■ Exercise goal: Each line that has the string "chart" must be copied from the records below.

■ Record extracts:
++++++++++++++++++++
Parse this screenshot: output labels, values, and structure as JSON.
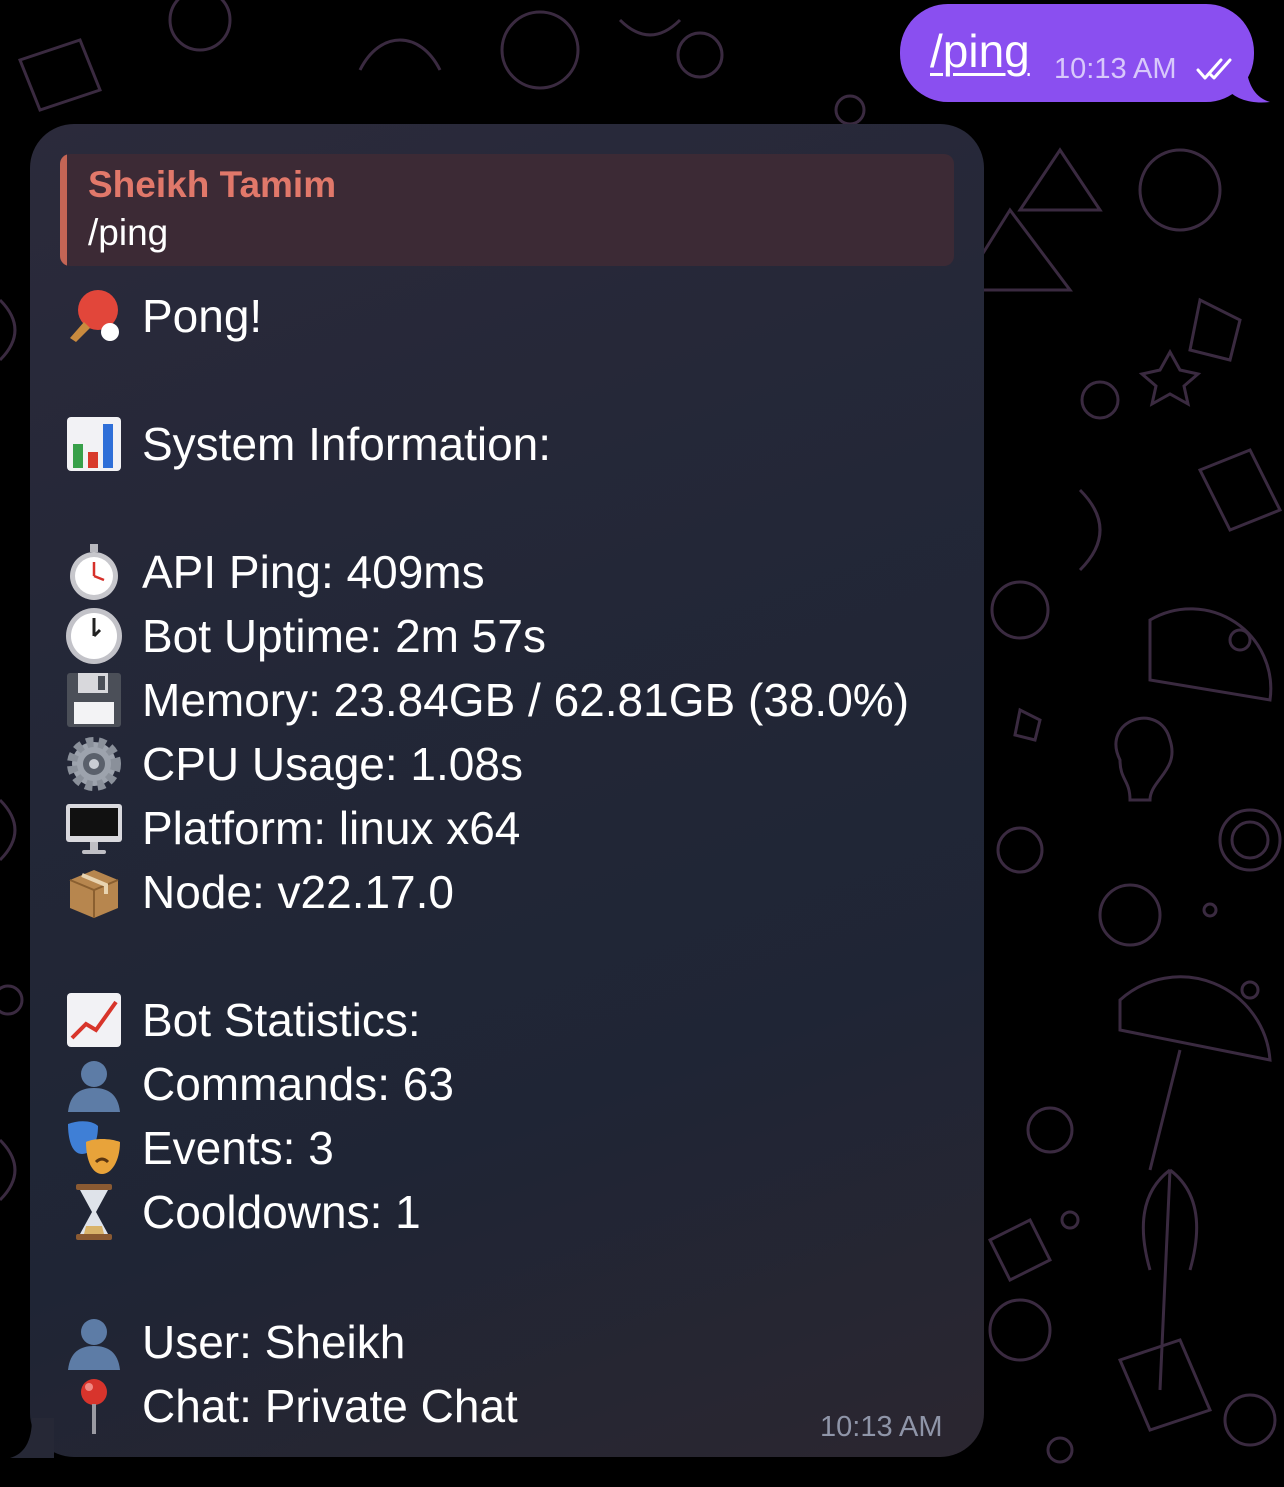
{
  "outgoing": {
    "text": "/ping",
    "time": "10:13 AM",
    "status_icon": "double-check-icon"
  },
  "incoming": {
    "reply": {
      "sender": "Sheikh Tamim",
      "text": "/ping"
    },
    "time": "10:13 AM",
    "lines": [
      {
        "icon": "ping-pong-icon",
        "text": "Pong!"
      },
      {
        "icon": "bar-chart-icon",
        "text": "System Information:"
      },
      {
        "icon": "stopwatch-icon",
        "text": "API Ping: 409ms"
      },
      {
        "icon": "clock-icon",
        "text": "Bot Uptime: 2m 57s"
      },
      {
        "icon": "floppy-disk-icon",
        "text": "Memory: 23.84GB / 62.81GB (38.0%)"
      },
      {
        "icon": "gear-icon",
        "text": "CPU Usage: 1.08s"
      },
      {
        "icon": "desktop-computer-icon",
        "text": "Platform: linux x64"
      },
      {
        "icon": "package-icon",
        "text": "Node: v22.17.0"
      },
      {
        "icon": "trending-up-chart-icon",
        "text": "Bot Statistics:"
      },
      {
        "icon": "user-silhouette-icon",
        "text": "Commands: 63"
      },
      {
        "icon": "theater-masks-icon",
        "text": "Events: 3"
      },
      {
        "icon": "hourglass-icon",
        "text": "Cooldowns: 1"
      },
      {
        "icon": "user-silhouette-icon",
        "text": "User: Sheikh"
      },
      {
        "icon": "round-pushpin-icon",
        "text": "Chat: Private Chat"
      }
    ]
  },
  "colors": {
    "outgoing_bubble": "#8a4ff0",
    "incoming_bubble": "#232737",
    "reply_accent": "#c46555",
    "reply_name": "#e1786a"
  }
}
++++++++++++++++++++
■ Output for this exercise:
        "icon": "bar-chart-icon",
        "icon": "trending-up-chart-icon",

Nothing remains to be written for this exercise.